If you weren't watching housing stocks diverge with the S&P since 2006, or didn't notice that MBS prices via their credit default swap spreads (MBS insurance rates) were crashing, which made hedge funds like Paulson & Co. billions of dollars (see more ABX Index charts from 2007). Actually, some strategic bond funds and ETFs offered to retirees at Morgan Keegan were filled with CDOs backed by toxic subprime ABS that you could have charted out against the S&P as an ABX alternative! I found a chart of the performance from a Tennessee court case.
Or, if you didn't notice when the largest subprime mortgage lender, New Century Financial, went bankrupt on April 2, 2007... When that Bear Stearns credit hedge fund imploded on July 18, 2007, that was the major catalyst that proved systemic risk officially spread to the so called "smart" leveraged institutional money.

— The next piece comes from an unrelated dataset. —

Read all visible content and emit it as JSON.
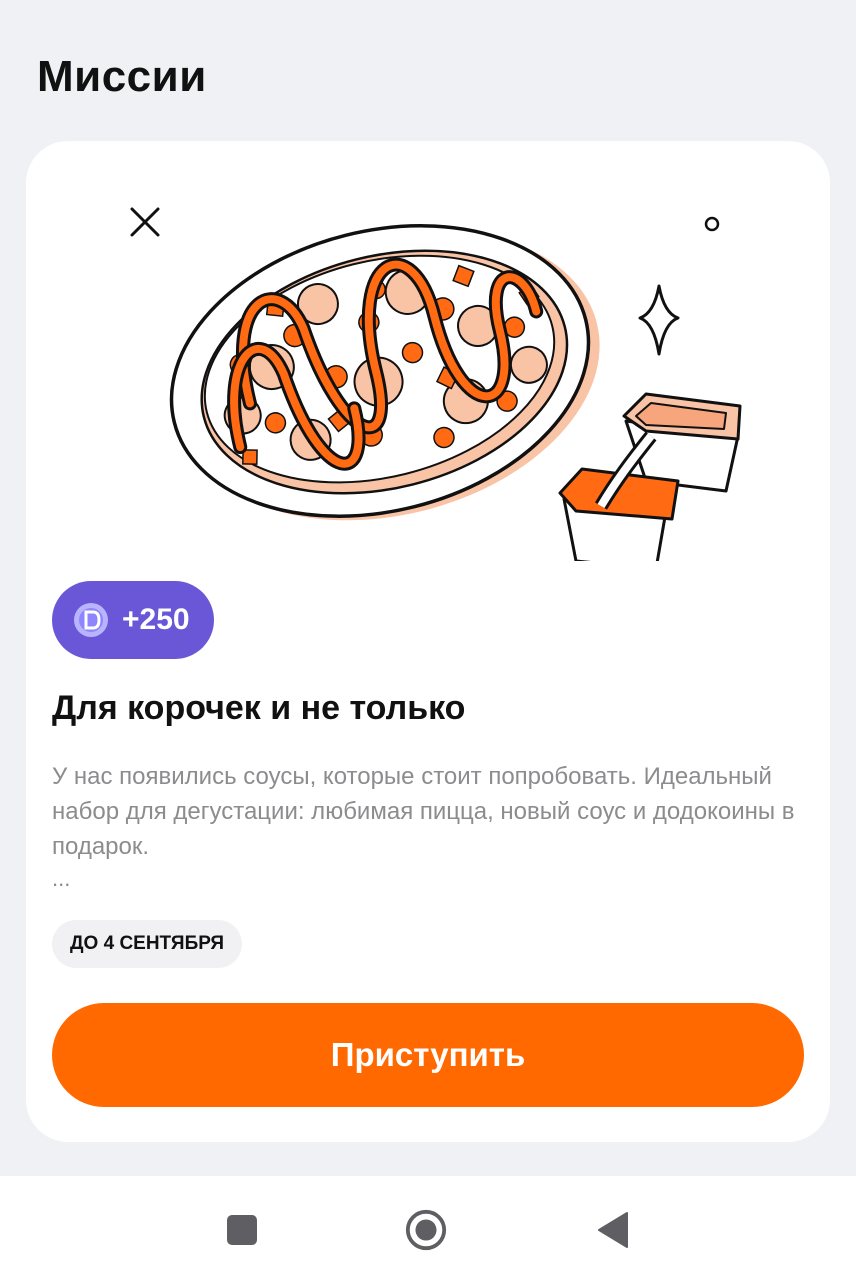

Then on August 24, 2007, Bank of America bailed out Countrywide (injected $2 billion), the stock market peaked in October, the collateral call fest began, and Bear Stearns was officially bailed out by the Fed. In this case equities and mortgage credit were diverging for years, but the severity of news flows was also a decent trend to watch against economic data and the S&P.